** Available data follows **

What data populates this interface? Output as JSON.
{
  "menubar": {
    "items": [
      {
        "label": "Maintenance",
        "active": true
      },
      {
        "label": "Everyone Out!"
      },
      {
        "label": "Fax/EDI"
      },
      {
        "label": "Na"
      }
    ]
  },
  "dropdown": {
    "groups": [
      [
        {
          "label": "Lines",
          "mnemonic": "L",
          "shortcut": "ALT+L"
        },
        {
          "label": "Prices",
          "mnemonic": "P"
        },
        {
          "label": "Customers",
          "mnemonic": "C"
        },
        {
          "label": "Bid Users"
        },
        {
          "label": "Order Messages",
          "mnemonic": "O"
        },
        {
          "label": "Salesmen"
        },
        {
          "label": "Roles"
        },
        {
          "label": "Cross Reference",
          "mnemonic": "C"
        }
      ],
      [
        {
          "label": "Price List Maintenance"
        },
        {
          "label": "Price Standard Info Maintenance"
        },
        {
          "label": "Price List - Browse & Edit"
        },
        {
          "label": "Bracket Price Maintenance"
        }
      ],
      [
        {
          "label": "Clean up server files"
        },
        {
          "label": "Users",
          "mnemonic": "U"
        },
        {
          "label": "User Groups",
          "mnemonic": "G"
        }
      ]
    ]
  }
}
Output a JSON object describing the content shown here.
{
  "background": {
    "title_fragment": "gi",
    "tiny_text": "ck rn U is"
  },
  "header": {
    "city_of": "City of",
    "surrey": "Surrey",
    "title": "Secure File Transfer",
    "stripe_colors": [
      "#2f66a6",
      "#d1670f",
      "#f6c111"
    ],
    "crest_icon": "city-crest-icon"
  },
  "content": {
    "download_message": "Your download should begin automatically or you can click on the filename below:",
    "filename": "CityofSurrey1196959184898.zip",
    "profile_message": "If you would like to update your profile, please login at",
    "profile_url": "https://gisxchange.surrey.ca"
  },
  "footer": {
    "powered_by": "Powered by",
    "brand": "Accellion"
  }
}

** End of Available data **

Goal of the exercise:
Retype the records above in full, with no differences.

Answer for this exercise:
What data populates this interface? Output as JSON.
{
  "menubar": {
    "items": [
      {
        "label": "Maintenance",
        "active": true
      },
      {
        "label": "Everyone Out!"
      },
      {
        "label": "Fax/EDI"
      },
      {
        "label": "Na"
      }
    ]
  },
  "dropdown": {
    "groups": [
      [
        {
          "label": "Lines",
          "mnemonic": "L",
          "shortcut": "ALT+L"
        },
        {
          "label": "Prices",
          "mnemonic": "P"
        },
        {
          "label": "Customers",
          "mnemonic": "C"
        },
        {
          "label": "Bid Users"
        },
        {
          "label": "Order Messages",
          "mnemonic": "O"
        },
        {
          "label": "Salesmen"
        },
        {
          "label": "Roles"
        },
        {
          "label": "Cross Reference",
          "mnemonic": "C"
        }
      ],
      [
        {
          "label": "Price List Maintenance"
        },
        {
          "label": "Price Standard Info Maintenance"
        },
        {
          "label": "Price List - Browse & Edit"
        },
        {
          "label": "Bracket Price Maintenance"
        }
      ],
      [
        {
          "label": "Clean up server files"
        },
        {
          "label": "Users",
          "mnemonic": "U"
        },
        {
          "label": "User Groups",
          "mnemonic": "G"
        }
      ]
    ]
  }
}
Output a JSON object describing the content shown here.
{
  "background": {
    "title_fragment": "gi",
    "tiny_text": "ck rn U is"
  },
  "header": {
    "city_of": "City of",
    "surrey": "Surrey",
    "title": "Secure File Transfer",
    "stripe_colors": [
      "#2f66a6",
      "#d1670f",
      "#f6c111"
    ],
    "crest_icon": "city-crest-icon"
  },
  "content": {
    "download_message": "Your download should begin automatically or you can click on the filename below:",
    "filename": "CityofSurrey1196959184898.zip",
    "profile_message": "If you would like to update your profile, please login at",
    "profile_url": "https://gisxchange.surrey.ca"
  },
  "footer": {
    "powered_by": "Powered by",
    "brand": "Accellion"
  }
}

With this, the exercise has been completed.